  • The network is comprised of audience data that can be targeted against ads across several channels, including Target.com; some social media and websites under the "Bullseye marketplace," which includes sites and apps across Hearst, Spotify, Pandora, NBCUniversal, Scripps, Meredith and more, according to its website.
  • The inventory that you can sell ads to as a part of Target’s Media Network includes:
    • Target’s owned and operated digital channels, target.com and the Target app;
    • Target users on some social media sites;
    • and the "Bullseye Marketplace," a conglomerate of sites within Target’s third-party list of partner sites that includes sites and apps under the Hearst, NBCUniversal, Spotify, and other companies' umbrellas.

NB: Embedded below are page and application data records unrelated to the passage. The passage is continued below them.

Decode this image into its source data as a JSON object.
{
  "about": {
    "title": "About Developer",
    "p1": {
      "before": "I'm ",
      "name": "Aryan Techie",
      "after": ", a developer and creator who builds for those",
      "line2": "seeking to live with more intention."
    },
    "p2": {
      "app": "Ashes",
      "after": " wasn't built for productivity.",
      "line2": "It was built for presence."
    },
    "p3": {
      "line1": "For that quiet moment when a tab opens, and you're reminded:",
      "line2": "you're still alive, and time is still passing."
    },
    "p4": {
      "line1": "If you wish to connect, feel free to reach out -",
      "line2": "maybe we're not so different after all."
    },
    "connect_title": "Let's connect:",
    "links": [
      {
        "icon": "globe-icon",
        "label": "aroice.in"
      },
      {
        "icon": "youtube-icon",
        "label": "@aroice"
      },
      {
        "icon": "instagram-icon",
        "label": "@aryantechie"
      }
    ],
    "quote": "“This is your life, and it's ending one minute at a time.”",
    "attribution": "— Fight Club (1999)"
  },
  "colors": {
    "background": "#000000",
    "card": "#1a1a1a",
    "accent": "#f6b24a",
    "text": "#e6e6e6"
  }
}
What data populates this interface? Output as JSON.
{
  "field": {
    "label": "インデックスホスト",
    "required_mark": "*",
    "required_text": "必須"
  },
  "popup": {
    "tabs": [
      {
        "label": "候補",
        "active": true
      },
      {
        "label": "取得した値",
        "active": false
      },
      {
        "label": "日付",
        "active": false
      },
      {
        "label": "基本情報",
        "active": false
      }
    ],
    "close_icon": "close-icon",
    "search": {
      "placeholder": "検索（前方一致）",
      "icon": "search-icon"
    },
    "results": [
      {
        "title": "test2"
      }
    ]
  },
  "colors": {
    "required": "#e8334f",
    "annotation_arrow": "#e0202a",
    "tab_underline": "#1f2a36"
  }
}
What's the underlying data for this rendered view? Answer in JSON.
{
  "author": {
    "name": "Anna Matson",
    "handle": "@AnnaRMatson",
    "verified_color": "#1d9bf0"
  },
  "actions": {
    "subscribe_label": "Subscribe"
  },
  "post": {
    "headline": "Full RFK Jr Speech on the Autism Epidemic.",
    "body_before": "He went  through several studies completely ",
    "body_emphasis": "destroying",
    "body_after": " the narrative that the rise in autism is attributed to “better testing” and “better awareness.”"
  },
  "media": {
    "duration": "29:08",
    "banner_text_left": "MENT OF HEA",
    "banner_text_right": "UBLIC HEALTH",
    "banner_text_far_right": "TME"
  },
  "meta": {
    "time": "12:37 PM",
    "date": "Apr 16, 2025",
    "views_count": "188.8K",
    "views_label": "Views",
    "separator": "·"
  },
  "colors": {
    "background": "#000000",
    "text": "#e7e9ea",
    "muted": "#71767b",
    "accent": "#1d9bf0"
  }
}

Some of the country's biggest grocers are also making a play for the attention-based advertising business.

  • Kroger, one of the largest grocers in America, is launching an ad business that will go live next year. Similar to Walmart and Amazon, Kroger's pitch, according to Digiday, is that it will help brands better target its loyalty customers across the web, mobile and in stores across the country with advertising.
  • Albertsons, another grocery rival, also launched its own ad network called Albertsons Performance Media, per Supermarket News. The marketing platform uses sales data collected from Albertsons’ 2,300-plus stores to deliver targeted ad campaigns through Albertsons’ own digital channels, and its tech partner Quotient’s digital properties and their third-party digital publishers.

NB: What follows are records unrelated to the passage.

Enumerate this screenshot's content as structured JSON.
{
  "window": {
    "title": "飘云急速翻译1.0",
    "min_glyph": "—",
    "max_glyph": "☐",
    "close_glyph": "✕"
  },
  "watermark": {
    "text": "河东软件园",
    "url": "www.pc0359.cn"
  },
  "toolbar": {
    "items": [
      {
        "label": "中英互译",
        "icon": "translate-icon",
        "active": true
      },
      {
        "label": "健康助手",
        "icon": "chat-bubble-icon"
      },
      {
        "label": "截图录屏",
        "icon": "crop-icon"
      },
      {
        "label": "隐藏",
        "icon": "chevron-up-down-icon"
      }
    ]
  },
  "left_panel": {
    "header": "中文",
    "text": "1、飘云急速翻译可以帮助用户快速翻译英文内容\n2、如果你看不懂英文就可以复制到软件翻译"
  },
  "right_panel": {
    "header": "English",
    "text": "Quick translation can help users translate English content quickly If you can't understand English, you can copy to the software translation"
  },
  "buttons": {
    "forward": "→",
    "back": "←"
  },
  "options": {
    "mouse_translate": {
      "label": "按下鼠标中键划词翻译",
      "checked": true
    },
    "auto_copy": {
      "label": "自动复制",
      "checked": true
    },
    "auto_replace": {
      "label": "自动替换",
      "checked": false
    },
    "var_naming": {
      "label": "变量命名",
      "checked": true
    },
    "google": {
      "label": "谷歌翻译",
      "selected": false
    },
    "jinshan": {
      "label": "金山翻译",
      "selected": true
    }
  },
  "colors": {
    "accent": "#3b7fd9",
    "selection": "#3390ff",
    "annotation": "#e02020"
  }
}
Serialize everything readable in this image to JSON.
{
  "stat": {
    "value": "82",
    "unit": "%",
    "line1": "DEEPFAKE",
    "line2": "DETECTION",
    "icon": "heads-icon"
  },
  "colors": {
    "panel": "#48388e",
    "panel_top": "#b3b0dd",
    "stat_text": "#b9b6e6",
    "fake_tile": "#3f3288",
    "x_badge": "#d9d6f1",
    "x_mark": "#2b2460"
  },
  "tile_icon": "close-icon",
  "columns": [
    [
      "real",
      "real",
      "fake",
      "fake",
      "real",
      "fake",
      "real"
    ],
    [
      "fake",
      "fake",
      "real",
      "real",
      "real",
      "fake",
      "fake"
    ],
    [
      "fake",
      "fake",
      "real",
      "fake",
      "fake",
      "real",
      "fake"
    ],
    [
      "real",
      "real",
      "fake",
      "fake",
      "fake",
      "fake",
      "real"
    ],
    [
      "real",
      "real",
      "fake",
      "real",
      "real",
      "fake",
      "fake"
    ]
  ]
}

The big picture: A focus on digital media is a reflection of some of the many ways retailers are transforming their brick and mortar mega-stores to be more digitally-accessible and profitable. E-commerce accounted for nearly 10% of all U.S. retail sales last quarter, per The Commerce Department.

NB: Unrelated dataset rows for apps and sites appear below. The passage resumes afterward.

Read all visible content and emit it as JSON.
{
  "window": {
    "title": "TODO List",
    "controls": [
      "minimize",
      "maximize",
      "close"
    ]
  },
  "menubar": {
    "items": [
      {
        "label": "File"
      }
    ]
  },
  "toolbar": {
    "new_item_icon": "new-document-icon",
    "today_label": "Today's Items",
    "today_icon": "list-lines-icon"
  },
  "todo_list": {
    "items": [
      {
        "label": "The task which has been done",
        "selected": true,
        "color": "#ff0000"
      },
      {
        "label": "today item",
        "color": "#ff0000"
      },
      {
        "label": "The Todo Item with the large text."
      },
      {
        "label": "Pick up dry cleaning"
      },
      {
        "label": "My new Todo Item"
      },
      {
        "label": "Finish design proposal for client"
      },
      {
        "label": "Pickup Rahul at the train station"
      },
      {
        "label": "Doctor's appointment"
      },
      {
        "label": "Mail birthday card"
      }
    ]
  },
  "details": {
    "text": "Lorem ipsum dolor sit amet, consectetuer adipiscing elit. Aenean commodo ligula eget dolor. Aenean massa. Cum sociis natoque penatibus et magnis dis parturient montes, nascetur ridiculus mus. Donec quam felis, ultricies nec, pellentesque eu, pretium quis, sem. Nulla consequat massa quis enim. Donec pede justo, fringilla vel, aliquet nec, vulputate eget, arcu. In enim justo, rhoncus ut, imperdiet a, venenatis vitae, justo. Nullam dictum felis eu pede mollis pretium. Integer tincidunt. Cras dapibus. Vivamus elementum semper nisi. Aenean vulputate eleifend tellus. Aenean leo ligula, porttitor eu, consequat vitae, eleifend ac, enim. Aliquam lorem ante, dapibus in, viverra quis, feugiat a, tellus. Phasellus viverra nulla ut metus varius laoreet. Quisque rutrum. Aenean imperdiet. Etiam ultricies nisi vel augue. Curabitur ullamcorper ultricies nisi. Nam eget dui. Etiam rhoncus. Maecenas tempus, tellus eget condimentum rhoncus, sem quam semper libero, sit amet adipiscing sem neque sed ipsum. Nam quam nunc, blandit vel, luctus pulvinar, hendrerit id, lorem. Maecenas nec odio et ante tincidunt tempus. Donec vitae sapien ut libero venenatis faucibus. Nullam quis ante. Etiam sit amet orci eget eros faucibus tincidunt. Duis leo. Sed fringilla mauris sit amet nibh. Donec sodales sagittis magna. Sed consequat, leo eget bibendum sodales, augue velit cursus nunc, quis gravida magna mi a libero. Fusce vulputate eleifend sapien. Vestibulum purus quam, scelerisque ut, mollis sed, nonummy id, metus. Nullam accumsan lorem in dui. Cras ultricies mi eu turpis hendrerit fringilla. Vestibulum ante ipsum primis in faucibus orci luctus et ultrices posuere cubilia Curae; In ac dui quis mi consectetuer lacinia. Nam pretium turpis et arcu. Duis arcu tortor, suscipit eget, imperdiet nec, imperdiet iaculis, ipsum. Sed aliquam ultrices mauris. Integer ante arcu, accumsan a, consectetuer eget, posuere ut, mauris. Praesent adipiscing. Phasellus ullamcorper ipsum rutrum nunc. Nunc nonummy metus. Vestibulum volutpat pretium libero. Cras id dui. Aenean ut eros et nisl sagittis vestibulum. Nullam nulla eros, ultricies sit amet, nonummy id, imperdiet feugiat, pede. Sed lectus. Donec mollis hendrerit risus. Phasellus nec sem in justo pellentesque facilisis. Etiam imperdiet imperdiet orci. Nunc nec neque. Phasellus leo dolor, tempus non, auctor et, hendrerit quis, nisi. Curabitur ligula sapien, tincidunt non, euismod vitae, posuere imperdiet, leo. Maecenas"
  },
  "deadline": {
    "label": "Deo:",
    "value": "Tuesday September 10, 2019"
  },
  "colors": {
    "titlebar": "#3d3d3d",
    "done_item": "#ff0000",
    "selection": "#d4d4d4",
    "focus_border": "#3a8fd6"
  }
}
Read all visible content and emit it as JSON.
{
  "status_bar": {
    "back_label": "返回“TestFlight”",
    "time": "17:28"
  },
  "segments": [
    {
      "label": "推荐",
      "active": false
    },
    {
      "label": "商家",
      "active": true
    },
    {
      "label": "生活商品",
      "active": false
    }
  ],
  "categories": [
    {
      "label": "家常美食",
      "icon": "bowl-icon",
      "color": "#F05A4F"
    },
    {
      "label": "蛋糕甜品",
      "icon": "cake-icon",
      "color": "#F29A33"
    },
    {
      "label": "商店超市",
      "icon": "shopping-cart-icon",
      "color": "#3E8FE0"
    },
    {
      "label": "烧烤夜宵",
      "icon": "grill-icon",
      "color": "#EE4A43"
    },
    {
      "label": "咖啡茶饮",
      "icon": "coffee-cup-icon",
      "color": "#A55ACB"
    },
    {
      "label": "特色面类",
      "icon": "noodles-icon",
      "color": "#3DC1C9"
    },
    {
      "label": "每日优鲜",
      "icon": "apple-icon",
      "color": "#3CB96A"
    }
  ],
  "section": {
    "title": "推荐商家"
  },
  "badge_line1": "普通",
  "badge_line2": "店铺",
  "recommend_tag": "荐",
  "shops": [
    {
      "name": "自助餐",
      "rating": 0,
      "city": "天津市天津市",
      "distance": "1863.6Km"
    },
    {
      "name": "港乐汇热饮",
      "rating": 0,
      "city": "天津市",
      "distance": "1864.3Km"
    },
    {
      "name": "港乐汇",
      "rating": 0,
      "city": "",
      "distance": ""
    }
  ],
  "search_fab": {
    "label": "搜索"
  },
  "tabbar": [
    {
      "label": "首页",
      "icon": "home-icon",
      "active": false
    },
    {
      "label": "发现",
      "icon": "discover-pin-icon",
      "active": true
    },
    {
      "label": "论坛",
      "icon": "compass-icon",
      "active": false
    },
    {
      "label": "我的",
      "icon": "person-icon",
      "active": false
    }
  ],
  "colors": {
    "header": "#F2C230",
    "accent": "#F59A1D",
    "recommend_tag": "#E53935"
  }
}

But, but, but: The retailers are entering a crowded field of media, tech and telecom companies that already have their own streaming services, like CBS, and Facebook, as well as ones that are expected to build new ones, like Disney, AT&T and Apple.

Go deeper

2 hours ago - Politics & Policy

Scoop: Beto plans Texas comeback in governor's race

Former U.S. Rep. Beto O'Rourke speaks during the Georgetown to Austin March for Democracy rally on July 31, 2021 in Austin, Texas. (Photo by Brandon Bell/Getty Images)

Former Rep. Beto O’Rourke is preparing to run for governor of Texas in 2022, with an announcement expected later this year, Texas political operatives tell Axios.

Why it matters: O'Rourke's entry would give Democrats a high-profile candidate with a national fundraising network to challenge Republican Gov. Greg Abbott — and give O’Rourke, a former three-term congressman from El Paso and 2020 presidential candidate and voting rights activist, a path to a political comeback.

Texas doctor says he performed an abortion in violation of state law

Pro-choice protesters march down Congress Avenue and back to the Texas state capitol in Austin, Tx in July 2021. Photo: Erich Schlegel/Getty Images

A Texas doctor disclosed in an op-ed in the Washington Post Saturday that he has performed an abortion in violation of the state's restrictive new abortion law, which effectively bans the procedure after six weeks.

Why it matters: Alan Braid's op-ed is a direct disclosure that will very likely result in legal action, thereby setting it up as a potential test case for how the abortion ban will be litigated, notes the New York Times.

Mike Allen, author of AM
3 hours ago - Technology

Axios interview: Facebook to try for more transparency

Nick Clegg last year. Photo: Matthew Sobocinski/USA Today via Reuters

Nick Clegg, Facebook's vice president of global affairs, tells me the company will try to provide more data to outside researchers to scrutinize the health of activity on Facebook and Instagram, following The Wall Street Journal's brutal look at internal documents.

Driving the news: Clegg didn't say that in his public response to the series. So I called him to push for what Facebook will actually do differently given the new dangers raised by The Journal.